Requirement — Return every line of the data that contains the string "this".

--- Recorded data ---

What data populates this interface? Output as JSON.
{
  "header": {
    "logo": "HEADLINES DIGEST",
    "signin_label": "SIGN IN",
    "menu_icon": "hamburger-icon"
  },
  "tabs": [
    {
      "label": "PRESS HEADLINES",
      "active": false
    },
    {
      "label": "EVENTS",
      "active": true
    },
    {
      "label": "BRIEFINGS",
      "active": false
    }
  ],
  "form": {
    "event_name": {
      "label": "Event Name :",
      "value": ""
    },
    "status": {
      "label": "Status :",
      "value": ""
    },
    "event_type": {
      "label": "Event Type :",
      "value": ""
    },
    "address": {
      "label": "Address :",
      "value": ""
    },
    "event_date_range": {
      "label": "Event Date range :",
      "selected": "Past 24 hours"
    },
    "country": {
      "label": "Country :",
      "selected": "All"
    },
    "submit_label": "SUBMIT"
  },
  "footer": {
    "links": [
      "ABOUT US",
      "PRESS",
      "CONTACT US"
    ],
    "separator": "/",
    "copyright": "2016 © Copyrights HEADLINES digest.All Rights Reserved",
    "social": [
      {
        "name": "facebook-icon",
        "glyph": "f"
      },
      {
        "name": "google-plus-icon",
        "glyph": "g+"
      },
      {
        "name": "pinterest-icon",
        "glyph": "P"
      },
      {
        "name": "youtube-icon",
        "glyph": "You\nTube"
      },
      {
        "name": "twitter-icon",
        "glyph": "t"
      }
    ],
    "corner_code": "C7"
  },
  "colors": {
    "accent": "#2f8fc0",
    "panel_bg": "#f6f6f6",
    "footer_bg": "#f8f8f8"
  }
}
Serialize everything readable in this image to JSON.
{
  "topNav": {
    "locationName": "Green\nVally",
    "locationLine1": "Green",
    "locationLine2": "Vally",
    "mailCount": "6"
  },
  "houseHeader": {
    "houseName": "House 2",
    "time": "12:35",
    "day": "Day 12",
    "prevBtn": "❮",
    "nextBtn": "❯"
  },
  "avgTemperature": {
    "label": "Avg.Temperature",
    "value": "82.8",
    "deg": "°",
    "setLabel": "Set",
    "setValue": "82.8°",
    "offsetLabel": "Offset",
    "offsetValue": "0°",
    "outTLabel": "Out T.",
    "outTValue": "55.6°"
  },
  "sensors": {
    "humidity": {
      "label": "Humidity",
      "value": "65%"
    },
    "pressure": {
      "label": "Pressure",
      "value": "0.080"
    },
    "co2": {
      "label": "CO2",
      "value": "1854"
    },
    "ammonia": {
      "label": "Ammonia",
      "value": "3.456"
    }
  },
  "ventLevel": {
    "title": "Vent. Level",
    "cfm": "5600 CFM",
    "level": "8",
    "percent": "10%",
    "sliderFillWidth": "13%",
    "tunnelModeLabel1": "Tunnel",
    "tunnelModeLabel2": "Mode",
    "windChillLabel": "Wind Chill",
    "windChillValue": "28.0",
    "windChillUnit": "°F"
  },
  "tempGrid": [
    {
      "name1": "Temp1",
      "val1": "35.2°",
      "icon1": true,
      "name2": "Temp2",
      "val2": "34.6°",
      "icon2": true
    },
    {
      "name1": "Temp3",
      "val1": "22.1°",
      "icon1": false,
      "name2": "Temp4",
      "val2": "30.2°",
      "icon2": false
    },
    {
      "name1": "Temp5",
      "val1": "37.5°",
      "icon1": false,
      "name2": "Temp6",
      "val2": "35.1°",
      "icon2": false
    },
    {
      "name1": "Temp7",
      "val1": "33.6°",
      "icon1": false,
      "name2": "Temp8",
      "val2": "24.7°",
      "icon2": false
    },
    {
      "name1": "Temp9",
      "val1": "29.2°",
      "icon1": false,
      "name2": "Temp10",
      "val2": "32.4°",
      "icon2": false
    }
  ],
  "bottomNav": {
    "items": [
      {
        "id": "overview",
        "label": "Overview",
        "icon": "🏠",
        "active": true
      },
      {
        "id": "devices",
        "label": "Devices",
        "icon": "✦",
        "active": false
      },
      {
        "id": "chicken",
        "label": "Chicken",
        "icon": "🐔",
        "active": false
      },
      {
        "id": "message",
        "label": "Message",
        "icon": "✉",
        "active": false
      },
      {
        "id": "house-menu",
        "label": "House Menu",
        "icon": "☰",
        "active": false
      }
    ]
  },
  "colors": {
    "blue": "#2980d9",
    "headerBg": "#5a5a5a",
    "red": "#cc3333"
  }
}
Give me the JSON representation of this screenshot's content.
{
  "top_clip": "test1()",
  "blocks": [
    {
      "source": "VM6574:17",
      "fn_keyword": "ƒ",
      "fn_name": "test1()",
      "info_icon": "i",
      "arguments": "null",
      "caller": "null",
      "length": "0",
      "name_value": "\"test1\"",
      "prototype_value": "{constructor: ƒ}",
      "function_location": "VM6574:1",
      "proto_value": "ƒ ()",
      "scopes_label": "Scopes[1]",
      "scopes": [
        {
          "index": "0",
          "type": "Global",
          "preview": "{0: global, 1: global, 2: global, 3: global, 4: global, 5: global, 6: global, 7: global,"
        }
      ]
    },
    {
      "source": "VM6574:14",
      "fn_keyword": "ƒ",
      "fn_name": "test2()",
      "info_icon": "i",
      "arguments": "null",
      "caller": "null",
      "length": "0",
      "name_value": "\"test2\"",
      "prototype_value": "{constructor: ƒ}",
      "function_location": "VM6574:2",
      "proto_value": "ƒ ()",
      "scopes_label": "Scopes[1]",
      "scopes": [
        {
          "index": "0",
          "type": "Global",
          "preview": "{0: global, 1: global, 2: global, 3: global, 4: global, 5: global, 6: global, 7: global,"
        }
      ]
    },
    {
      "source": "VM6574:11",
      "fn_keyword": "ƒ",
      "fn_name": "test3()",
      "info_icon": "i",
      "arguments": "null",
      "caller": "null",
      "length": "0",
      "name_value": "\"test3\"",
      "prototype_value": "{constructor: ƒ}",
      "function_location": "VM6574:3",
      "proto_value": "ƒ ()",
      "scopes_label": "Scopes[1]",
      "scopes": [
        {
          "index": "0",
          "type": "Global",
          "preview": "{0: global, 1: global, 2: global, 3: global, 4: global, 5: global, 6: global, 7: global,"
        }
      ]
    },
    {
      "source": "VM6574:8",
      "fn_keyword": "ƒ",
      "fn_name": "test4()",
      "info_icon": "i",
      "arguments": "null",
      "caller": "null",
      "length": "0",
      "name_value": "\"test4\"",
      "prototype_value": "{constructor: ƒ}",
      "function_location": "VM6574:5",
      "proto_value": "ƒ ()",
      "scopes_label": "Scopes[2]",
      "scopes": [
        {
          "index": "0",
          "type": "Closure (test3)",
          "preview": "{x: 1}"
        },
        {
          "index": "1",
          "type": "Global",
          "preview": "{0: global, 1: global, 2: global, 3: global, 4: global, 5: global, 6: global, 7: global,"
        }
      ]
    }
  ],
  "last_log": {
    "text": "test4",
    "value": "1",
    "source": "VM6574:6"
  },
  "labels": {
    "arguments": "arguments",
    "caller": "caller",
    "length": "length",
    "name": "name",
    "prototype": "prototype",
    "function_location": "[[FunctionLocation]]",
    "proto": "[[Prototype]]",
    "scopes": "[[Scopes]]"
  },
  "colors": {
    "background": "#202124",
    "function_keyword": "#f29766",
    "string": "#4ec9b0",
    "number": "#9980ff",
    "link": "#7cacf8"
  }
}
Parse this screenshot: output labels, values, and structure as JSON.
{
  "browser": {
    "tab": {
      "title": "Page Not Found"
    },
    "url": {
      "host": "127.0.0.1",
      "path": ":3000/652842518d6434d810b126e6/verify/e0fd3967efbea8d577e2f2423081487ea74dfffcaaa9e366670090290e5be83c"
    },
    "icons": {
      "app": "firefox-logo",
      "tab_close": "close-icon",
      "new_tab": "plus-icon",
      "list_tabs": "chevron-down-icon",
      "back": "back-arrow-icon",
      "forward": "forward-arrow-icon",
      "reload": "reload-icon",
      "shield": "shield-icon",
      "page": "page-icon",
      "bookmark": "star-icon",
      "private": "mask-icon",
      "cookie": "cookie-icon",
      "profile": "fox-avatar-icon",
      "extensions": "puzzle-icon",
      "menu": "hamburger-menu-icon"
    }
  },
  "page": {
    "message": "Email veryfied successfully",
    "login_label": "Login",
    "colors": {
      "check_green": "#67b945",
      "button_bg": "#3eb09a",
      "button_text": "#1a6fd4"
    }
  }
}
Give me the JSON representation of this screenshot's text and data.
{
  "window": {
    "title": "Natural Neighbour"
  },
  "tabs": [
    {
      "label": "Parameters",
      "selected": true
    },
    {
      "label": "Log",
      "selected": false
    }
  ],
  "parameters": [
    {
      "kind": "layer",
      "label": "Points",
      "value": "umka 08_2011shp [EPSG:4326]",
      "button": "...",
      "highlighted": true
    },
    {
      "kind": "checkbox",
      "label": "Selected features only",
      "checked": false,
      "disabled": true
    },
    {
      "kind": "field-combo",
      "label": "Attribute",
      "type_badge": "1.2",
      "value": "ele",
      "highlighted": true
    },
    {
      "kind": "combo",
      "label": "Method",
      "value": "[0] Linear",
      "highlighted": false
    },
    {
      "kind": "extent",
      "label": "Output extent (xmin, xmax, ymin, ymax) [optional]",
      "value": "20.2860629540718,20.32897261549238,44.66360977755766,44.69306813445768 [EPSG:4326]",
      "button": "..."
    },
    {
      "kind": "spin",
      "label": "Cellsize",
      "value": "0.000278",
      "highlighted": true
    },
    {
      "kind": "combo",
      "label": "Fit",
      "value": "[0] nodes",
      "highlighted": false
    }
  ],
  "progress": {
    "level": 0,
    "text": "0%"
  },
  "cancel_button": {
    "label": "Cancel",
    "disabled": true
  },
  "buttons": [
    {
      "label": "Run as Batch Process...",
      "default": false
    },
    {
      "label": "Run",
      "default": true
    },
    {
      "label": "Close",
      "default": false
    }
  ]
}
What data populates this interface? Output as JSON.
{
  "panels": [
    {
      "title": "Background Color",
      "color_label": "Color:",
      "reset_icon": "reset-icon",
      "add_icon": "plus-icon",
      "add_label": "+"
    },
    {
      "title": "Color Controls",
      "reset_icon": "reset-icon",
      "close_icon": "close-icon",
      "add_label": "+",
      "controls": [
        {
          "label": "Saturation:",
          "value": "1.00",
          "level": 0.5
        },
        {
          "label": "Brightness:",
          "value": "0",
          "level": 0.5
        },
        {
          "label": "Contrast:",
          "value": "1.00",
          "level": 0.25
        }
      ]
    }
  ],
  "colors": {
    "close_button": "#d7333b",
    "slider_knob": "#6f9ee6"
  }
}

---

Response —
What data populates this interface? Output as JSON.
Serialize everything readable in this image to JSON.
Give me the JSON representation of this screenshot's content.
Parse this screenshot: output labels, values, and structure as JSON.
Give me the JSON representation of this screenshot's text and data.
What data populates this interface? Output as JSON.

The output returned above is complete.